-- PROVIDED INFORMATION follows --

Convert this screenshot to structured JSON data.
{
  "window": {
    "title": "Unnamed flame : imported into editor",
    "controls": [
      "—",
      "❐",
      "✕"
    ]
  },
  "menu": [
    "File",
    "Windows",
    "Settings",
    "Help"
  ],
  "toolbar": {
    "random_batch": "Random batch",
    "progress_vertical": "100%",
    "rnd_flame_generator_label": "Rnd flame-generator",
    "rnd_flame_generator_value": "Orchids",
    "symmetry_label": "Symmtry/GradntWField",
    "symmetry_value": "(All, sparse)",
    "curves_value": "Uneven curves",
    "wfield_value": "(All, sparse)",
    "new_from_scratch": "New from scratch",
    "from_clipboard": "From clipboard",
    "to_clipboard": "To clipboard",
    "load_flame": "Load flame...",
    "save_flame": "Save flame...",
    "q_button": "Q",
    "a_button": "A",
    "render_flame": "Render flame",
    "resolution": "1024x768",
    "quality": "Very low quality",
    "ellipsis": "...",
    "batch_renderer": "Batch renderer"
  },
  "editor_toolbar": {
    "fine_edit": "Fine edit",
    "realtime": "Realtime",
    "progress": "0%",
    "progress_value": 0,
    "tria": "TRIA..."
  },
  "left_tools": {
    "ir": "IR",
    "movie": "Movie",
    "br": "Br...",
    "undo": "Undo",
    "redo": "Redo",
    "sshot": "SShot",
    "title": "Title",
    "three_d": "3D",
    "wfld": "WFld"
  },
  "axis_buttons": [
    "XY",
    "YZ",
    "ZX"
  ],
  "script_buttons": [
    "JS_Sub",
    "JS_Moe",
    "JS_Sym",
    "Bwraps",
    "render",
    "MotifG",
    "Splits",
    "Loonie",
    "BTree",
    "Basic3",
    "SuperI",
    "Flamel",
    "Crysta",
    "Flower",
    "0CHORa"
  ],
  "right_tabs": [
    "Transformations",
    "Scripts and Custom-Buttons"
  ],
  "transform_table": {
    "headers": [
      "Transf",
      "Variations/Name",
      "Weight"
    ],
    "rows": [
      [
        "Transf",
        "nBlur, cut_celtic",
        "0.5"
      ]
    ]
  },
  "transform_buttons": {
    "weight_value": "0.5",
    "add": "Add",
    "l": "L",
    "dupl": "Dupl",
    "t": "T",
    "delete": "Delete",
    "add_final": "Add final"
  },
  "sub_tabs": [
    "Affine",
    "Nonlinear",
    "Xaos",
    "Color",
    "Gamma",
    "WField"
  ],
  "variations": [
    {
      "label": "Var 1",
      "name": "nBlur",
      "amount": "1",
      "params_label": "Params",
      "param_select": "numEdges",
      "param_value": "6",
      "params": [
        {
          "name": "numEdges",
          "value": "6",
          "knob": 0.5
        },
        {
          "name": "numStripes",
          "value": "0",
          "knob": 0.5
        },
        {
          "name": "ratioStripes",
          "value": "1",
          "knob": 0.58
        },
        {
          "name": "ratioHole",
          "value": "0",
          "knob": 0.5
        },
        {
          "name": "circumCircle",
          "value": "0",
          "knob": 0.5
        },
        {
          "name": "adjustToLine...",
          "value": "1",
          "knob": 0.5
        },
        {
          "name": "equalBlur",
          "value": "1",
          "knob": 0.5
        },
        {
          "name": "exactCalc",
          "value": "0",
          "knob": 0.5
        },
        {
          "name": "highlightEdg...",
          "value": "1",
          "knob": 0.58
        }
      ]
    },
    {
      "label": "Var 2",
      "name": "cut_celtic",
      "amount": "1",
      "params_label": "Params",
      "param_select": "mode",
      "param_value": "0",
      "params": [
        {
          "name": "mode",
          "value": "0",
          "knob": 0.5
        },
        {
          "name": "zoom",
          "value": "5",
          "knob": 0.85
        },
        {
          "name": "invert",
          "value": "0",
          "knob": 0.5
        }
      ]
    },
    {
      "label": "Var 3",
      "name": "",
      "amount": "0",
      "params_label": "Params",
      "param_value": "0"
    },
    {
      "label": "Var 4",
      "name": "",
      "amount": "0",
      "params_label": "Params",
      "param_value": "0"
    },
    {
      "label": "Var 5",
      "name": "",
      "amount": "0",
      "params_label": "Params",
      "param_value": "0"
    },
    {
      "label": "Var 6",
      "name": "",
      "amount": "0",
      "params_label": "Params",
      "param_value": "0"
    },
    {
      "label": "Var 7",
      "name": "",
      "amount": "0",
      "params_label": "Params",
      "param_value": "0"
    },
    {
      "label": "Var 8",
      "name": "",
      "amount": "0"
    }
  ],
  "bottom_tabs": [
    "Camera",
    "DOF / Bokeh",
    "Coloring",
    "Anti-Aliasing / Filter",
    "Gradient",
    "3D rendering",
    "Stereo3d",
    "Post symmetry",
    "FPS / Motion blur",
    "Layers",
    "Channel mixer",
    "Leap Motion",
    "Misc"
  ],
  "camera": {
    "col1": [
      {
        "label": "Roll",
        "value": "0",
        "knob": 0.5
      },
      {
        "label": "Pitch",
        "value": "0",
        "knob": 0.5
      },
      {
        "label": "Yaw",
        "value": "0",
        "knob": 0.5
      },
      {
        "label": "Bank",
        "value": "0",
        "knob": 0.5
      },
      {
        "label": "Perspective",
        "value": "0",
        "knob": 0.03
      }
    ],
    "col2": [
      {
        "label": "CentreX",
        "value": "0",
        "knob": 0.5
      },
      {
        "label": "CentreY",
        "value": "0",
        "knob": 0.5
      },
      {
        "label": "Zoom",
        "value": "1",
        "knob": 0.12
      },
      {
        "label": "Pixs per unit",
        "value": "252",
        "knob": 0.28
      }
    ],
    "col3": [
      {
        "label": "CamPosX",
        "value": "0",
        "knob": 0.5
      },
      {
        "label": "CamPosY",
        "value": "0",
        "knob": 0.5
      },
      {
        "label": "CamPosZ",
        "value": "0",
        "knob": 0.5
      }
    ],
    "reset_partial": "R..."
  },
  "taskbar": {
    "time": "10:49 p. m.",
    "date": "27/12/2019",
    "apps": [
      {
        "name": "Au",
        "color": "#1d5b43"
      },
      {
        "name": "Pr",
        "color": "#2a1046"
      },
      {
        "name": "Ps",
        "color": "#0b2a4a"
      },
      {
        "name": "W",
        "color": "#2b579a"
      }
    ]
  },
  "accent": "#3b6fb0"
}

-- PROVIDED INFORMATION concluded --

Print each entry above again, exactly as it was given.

Convert this screenshot to structured JSON data.
{
  "window": {
    "title": "Unnamed flame : imported into editor",
    "controls": [
      "—",
      "❐",
      "✕"
    ]
  },
  "menu": [
    "File",
    "Windows",
    "Settings",
    "Help"
  ],
  "toolbar": {
    "random_batch": "Random batch",
    "progress_vertical": "100%",
    "rnd_flame_generator_label": "Rnd flame-generator",
    "rnd_flame_generator_value": "Orchids",
    "symmetry_label": "Symmtry/GradntWField",
    "symmetry_value": "(All, sparse)",
    "curves_value": "Uneven curves",
    "wfield_value": "(All, sparse)",
    "new_from_scratch": "New from scratch",
    "from_clipboard": "From clipboard",
    "to_clipboard": "To clipboard",
    "load_flame": "Load flame...",
    "save_flame": "Save flame...",
    "q_button": "Q",
    "a_button": "A",
    "render_flame": "Render flame",
    "resolution": "1024x768",
    "quality": "Very low quality",
    "ellipsis": "...",
    "batch_renderer": "Batch renderer"
  },
  "editor_toolbar": {
    "fine_edit": "Fine edit",
    "realtime": "Realtime",
    "progress": "0%",
    "progress_value": 0,
    "tria": "TRIA..."
  },
  "left_tools": {
    "ir": "IR",
    "movie": "Movie",
    "br": "Br...",
    "undo": "Undo",
    "redo": "Redo",
    "sshot": "SShot",
    "title": "Title",
    "three_d": "3D",
    "wfld": "WFld"
  },
  "axis_buttons": [
    "XY",
    "YZ",
    "ZX"
  ],
  "script_buttons": [
    "JS_Sub",
    "JS_Moe",
    "JS_Sym",
    "Bwraps",
    "render",
    "MotifG",
    "Splits",
    "Loonie",
    "BTree",
    "Basic3",
    "SuperI",
    "Flamel",
    "Crysta",
    "Flower",
    "0CHORa"
  ],
  "right_tabs": [
    "Transformations",
    "Scripts and Custom-Buttons"
  ],
  "transform_table": {
    "headers": [
      "Transf",
      "Variations/Name",
      "Weight"
    ],
    "rows": [
      [
        "Transf",
        "nBlur, cut_celtic",
        "0.5"
      ]
    ]
  },
  "transform_buttons": {
    "weight_value": "0.5",
    "add": "Add",
    "l": "L",
    "dupl": "Dupl",
    "t": "T",
    "delete": "Delete",
    "add_final": "Add final"
  },
  "sub_tabs": [
    "Affine",
    "Nonlinear",
    "Xaos",
    "Color",
    "Gamma",
    "WField"
  ],
  "variations": [
    {
      "label": "Var 1",
      "name": "nBlur",
      "amount": "1",
      "params_label": "Params",
      "param_select": "numEdges",
      "param_value": "6",
      "params": [
        {
          "name": "numEdges",
          "value": "6",
          "knob": 0.5
        },
        {
          "name": "numStripes",
          "value": "0",
          "knob": 0.5
        },
        {
          "name": "ratioStripes",
          "value": "1",
          "knob": 0.58
        },
        {
          "name": "ratioHole",
          "value": "0",
          "knob": 0.5
        },
        {
          "name": "circumCircle",
          "value": "0",
          "knob": 0.5
        },
        {
          "name": "adjustToLine...",
          "value": "1",
          "knob": 0.5
        },
        {
          "name": "equalBlur",
          "value": "1",
          "knob": 0.5
        },
        {
          "name": "exactCalc",
          "value": "0",
          "knob": 0.5
        },
        {
          "name": "highlightEdg...",
          "value": "1",
          "knob": 0.58
        }
      ]
    },
    {
      "label": "Var 2",
      "name": "cut_celtic",
      "amount": "1",
      "params_label": "Params",
      "param_select": "mode",
      "param_value": "0",
      "params": [
        {
          "name": "mode",
          "value": "0",
          "knob": 0.5
        },
        {
          "name": "zoom",
          "value": "5",
          "knob": 0.85
        },
        {
          "name": "invert",
          "value": "0",
          "knob": 0.5
        }
      ]
    },
    {
      "label": "Var 3",
      "name": "",
      "amount": "0",
      "params_label": "Params",
      "param_value": "0"
    },
    {
      "label": "Var 4",
      "name": "",
      "amount": "0",
      "params_label": "Params",
      "param_value": "0"
    },
    {
      "label": "Var 5",
      "name": "",
      "amount": "0",
      "params_label": "Params",
      "param_value": "0"
    },
    {
      "label": "Var 6",
      "name": "",
      "amount": "0",
      "params_label": "Params",
      "param_value": "0"
    },
    {
      "label": "Var 7",
      "name": "",
      "amount": "0",
      "params_label": "Params",
      "param_value": "0"
    },
    {
      "label": "Var 8",
      "name": "",
      "amount": "0"
    }
  ],
  "bottom_tabs": [
    "Camera",
    "DOF / Bokeh",
    "Coloring",
    "Anti-Aliasing / Filter",
    "Gradient",
    "3D rendering",
    "Stereo3d",
    "Post symmetry",
    "FPS / Motion blur",
    "Layers",
    "Channel mixer",
    "Leap Motion",
    "Misc"
  ],
  "camera": {
    "col1": [
      {
        "label": "Roll",
        "value": "0",
        "knob": 0.5
      },
      {
        "label": "Pitch",
        "value": "0",
        "knob": 0.5
      },
      {
        "label": "Yaw",
        "value": "0",
        "knob": 0.5
      },
      {
        "label": "Bank",
        "value": "0",
        "knob": 0.5
      },
      {
        "label": "Perspective",
        "value": "0",
        "knob": 0.03
      }
    ],
    "col2": [
      {
        "label": "CentreX",
        "value": "0",
        "knob": 0.5
      },
      {
        "label": "CentreY",
        "value": "0",
        "knob": 0.5
      },
      {
        "label": "Zoom",
        "value": "1",
        "knob": 0.12
      },
      {
        "label": "Pixs per unit",
        "value": "252",
        "knob": 0.28
      }
    ],
    "col3": [
      {
        "label": "CamPosX",
        "value": "0",
        "knob": 0.5
      },
      {
        "label": "CamPosY",
        "value": "0",
        "knob": 0.5
      },
      {
        "label": "CamPosZ",
        "value": "0",
        "knob": 0.5
      }
    ],
    "reset_partial": "R..."
  },
  "taskbar": {
    "time": "10:49 p. m.",
    "date": "27/12/2019",
    "apps": [
      {
        "name": "Au",
        "color": "#1d5b43"
      },
      {
        "name": "Pr",
        "color": "#2a1046"
      },
      {
        "name": "Ps",
        "color": "#0b2a4a"
      },
      {
        "name": "W",
        "color": "#2b579a"
      }
    ]
  },
  "accent": "#3b6fb0"
}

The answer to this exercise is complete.